-- Material provided follows --

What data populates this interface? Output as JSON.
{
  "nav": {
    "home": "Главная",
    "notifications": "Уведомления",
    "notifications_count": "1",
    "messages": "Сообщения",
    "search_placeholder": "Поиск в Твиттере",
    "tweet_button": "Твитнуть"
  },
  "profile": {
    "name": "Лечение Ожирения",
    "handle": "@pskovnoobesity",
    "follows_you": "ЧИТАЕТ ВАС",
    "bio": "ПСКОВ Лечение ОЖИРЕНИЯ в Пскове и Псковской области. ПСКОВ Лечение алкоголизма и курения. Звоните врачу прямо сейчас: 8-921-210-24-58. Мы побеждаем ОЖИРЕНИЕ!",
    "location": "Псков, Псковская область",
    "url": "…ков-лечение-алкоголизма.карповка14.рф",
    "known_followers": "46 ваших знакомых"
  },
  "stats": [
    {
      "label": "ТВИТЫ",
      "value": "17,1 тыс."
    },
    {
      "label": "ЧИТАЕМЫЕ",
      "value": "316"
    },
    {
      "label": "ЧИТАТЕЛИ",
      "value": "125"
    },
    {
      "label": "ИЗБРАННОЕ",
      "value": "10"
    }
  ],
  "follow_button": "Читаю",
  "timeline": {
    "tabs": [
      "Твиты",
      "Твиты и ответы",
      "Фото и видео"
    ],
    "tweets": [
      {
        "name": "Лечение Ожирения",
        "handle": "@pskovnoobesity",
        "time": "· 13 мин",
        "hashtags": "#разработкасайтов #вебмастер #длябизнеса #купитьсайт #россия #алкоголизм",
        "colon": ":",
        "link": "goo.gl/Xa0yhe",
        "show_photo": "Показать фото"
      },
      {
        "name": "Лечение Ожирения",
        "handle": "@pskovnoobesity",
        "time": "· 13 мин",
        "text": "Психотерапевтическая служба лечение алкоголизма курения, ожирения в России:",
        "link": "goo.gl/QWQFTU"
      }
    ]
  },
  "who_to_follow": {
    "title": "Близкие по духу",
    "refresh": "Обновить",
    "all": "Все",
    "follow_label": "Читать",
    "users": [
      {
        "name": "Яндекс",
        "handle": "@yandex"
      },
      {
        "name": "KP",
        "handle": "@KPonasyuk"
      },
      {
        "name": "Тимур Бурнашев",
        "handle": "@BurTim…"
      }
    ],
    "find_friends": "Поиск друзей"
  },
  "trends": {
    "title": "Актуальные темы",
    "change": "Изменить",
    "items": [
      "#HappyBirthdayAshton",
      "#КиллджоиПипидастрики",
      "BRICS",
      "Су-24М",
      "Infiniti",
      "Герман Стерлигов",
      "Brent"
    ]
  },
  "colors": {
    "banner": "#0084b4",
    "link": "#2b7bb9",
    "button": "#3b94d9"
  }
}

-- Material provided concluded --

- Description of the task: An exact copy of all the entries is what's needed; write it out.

- Exercise answer:
What data populates this interface? Output as JSON.
{
  "nav": {
    "home": "Главная",
    "notifications": "Уведомления",
    "notifications_count": "1",
    "messages": "Сообщения",
    "search_placeholder": "Поиск в Твиттере",
    "tweet_button": "Твитнуть"
  },
  "profile": {
    "name": "Лечение Ожирения",
    "handle": "@pskovnoobesity",
    "follows_you": "ЧИТАЕТ ВАС",
    "bio": "ПСКОВ Лечение ОЖИРЕНИЯ в Пскове и Псковской области. ПСКОВ Лечение алкоголизма и курения. Звоните врачу прямо сейчас: 8-921-210-24-58. Мы побеждаем ОЖИРЕНИЕ!",
    "location": "Псков, Псковская область",
    "url": "…ков-лечение-алкоголизма.карповка14.рф",
    "known_followers": "46 ваших знакомых"
  },
  "stats": [
    {
      "label": "ТВИТЫ",
      "value": "17,1 тыс."
    },
    {
      "label": "ЧИТАЕМЫЕ",
      "value": "316"
    },
    {
      "label": "ЧИТАТЕЛИ",
      "value": "125"
    },
    {
      "label": "ИЗБРАННОЕ",
      "value": "10"
    }
  ],
  "follow_button": "Читаю",
  "timeline": {
    "tabs": [
      "Твиты",
      "Твиты и ответы",
      "Фото и видео"
    ],
    "tweets": [
      {
        "name": "Лечение Ожирения",
        "handle": "@pskovnoobesity",
        "time": "· 13 мин",
        "hashtags": "#разработкасайтов #вебмастер #длябизнеса #купитьсайт #россия #алкоголизм",
        "colon": ":",
        "link": "goo.gl/Xa0yhe",
        "show_photo": "Показать фото"
      },
      {
        "name": "Лечение Ожирения",
        "handle": "@pskovnoobesity",
        "time": "· 13 мин",
        "text": "Психотерапевтическая служба лечение алкоголизма курения, ожирения в России:",
        "link": "goo.gl/QWQFTU"
      }
    ]
  },
  "who_to_follow": {
    "title": "Близкие по духу",
    "refresh": "Обновить",
    "all": "Все",
    "follow_label": "Читать",
    "users": [
      {
        "name": "Яндекс",
        "handle": "@yandex"
      },
      {
        "name": "KP",
        "handle": "@KPonasyuk"
      },
      {
        "name": "Тимур Бурнашев",
        "handle": "@BurTim…"
      }
    ],
    "find_friends": "Поиск друзей"
  },
  "trends": {
    "title": "Актуальные темы",
    "change": "Изменить",
    "items": [
      "#HappyBirthdayAshton",
      "#КиллджоиПипидастрики",
      "BRICS",
      "Су-24М",
      "Infiniti",
      "Герман Стерлигов",
      "Brent"
    ]
  },
  "colors": {
    "banner": "#0084b4",
    "link": "#2b7bb9",
    "button": "#3b94d9"
  }
}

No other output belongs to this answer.